Yesterday, Nancy Pelosi finally decided to move forward with the impeachment process after an inexplicable delay. She insisted she was trying to guarantee a "fair trial" for the president in a Senate that's deeply divided along partisan lines. Of course, as anybody who has been paying even the slightest attention to politics over the last decade and a half knows, guaranteeing a non-partisan impeachment trial in the senate is like trying to sweep up leaves on a windy day.
Now, the Senate proceedings will finally begin on Thursday with what Bloomberg describes as a "show of pageantry" involving the reading of the two articles of impeachment on the Senate floor and SCOTUS Chief Justice John Roberts swearing in all 100 senators as jurors.
The seven House Democrats selected by Pelosi to argue the impeachment case until next week will present the articles of impeachment to the Senate at noon in Washington. After that, the public likely won't hear much from the mixed-gender group, who will act as "prosecutors" at President Trump's senate trial, when it kicks off on Tuesday. Roberts is expected to arrive around 2 pm, when he will begin swearing in senators.
The House team is being led by Intel Committee Chairman Adam Schiff, who will read the articles of impeachment on Thursday. But another member of the detail told reporters that the team hasn't yet started to discuss trial strategy.
"You know what? We haven’t discussed to that level of detail yet," said Representative Val Demings of Florida.
That's probably because the Dems' goal is pretty straightforward.
Of course, successfully impeaching President Trump is essentially out of the question at this point. 67 senators would need to vote against him for the president to become the first American leader to be thrown out of office. Not a single Republican Senator has said they plan to vote against the president, and they have a sizable
Instead, Dems are hoping to air as much of the president's dirty laundry as possible. To achieve that, they will need at least 4 moderate Republicans to break with their party and vote in favor of hearing new witnesses and new evidence, including possibly subpoenaing White House officials (including Mick Mulvaney and John Bolton) to testify.
The odds of President Trump being impeached are incredibly slim. At this point, Dems would consider it a resounding victory if they can win over a few Republicans to vote for hearing more evidence, allowing Dems to drag out the trial. Since the beginning, President Trump has insisted that he did nothing wrong, and although he has audaciously insisted that he wouldn't mind a lengthier trial with witnesses, his advisors have clearly convinced the president that it's in his best interest to keep the Senate trial as short as possible, Reuters reports.
At this point, we'd be willing to bet that millions of Americans have already forgotten that the basis for Trump's impeachment was his July 25 call with Ukrainian President Volodymyr Zelensky, who has publicly denied that Trump tried to strongarm him into investigating Hunter Biden, the son of Trump's chief political rival, Joe Biden.

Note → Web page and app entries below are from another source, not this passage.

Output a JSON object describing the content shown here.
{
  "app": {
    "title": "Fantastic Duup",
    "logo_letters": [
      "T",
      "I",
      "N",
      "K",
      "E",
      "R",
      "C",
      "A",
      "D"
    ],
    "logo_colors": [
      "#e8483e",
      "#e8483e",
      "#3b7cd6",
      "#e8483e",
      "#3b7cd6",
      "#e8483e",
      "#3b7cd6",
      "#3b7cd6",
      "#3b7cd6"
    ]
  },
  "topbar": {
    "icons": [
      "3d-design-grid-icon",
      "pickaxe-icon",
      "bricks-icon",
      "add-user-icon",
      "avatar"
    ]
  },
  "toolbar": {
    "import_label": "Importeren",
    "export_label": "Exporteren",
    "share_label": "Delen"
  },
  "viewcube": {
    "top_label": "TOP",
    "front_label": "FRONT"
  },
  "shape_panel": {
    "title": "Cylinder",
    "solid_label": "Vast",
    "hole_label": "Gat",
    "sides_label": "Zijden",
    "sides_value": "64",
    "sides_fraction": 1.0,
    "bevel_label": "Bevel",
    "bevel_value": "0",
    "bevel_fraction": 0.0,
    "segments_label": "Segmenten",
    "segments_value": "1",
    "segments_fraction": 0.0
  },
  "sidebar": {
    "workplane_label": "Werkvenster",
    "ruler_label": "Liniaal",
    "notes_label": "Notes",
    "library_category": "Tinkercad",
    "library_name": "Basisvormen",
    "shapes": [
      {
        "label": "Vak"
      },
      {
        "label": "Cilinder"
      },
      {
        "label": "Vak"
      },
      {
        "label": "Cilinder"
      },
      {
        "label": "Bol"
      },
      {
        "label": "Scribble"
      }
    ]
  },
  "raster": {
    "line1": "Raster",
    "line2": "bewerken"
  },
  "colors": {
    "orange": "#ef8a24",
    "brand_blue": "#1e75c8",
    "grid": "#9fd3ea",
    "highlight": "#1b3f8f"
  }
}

As Dems cling to a fantasy of impartiality, Republican Senate No. 2 John Cornyn of Texas made a good point.
Republican Senator John Cornyn of Texas said an impeachment trial is a “unique process” that is unlike a regular court proceeding.
“They call us a jury but we’re hardly disinterested,” Cornyn said. “So the analogies we are all trying to make” to judicial trials “have their limitations.”
Ultimately, it will fall to Senate Majority Leader Mitch McConnell to prevent Dems from winning over Republican votes to hear from witnesses. If he's successful, Senators will only consider evidence collected by the House during its investigation of the president.
Bottom line: The Dems don't need to impeach Trump to "win".